Task statement
Look through the records below for the word "Mode". Report how many lines have it, and only that number.

The data

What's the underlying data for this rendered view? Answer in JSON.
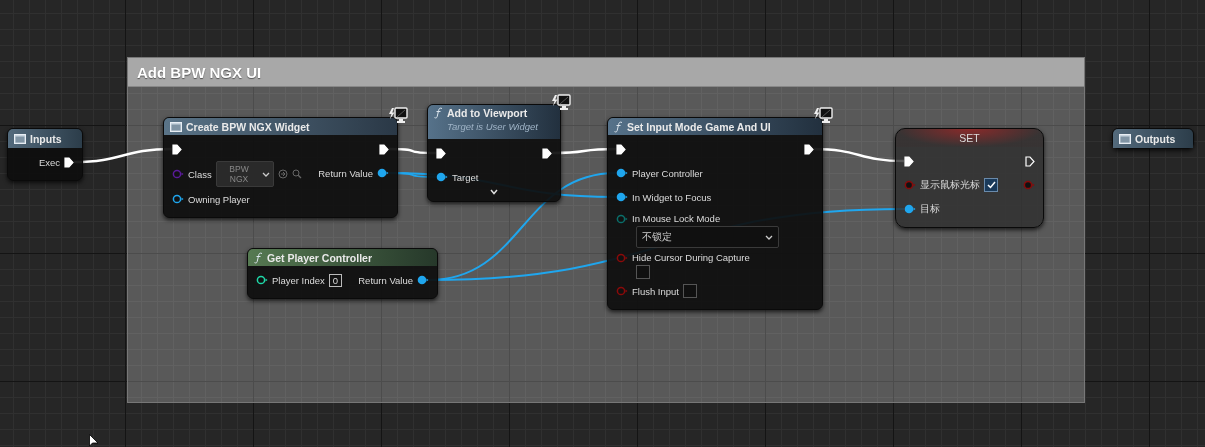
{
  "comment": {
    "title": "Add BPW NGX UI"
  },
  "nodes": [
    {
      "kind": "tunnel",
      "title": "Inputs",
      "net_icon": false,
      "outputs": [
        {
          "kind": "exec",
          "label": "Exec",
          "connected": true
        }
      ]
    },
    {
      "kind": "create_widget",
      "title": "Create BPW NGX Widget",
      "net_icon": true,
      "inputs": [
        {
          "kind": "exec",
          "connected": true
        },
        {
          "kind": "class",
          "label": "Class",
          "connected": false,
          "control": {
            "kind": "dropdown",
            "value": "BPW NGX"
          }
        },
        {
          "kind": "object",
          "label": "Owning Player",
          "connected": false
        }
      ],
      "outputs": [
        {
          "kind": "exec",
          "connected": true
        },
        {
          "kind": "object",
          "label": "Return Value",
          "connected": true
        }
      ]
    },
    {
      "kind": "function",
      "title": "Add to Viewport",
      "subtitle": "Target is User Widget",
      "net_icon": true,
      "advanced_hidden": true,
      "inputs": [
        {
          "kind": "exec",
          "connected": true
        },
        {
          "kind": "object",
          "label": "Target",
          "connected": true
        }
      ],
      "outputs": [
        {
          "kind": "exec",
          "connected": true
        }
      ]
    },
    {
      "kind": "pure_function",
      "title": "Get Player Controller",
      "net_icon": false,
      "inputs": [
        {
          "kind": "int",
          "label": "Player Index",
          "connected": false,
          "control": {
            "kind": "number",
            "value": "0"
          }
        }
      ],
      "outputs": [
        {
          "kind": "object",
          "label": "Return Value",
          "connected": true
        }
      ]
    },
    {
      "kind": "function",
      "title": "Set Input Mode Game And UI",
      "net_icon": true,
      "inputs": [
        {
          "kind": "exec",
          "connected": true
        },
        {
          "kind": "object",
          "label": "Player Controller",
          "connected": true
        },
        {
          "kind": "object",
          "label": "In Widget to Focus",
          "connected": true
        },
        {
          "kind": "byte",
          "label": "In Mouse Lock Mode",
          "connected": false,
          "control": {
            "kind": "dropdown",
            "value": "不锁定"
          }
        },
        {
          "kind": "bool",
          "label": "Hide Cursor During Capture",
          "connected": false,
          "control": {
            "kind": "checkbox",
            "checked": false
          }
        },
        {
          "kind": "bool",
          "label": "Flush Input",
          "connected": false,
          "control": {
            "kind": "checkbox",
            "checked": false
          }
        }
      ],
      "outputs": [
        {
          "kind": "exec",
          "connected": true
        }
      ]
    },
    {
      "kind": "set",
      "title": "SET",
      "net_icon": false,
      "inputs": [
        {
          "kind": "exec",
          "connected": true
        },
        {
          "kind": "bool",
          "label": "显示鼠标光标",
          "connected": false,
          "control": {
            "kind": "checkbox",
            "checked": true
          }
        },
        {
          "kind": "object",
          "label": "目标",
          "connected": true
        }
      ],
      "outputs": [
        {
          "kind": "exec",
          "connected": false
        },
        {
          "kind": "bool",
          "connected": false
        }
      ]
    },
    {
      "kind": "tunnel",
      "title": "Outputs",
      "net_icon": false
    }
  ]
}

Result
2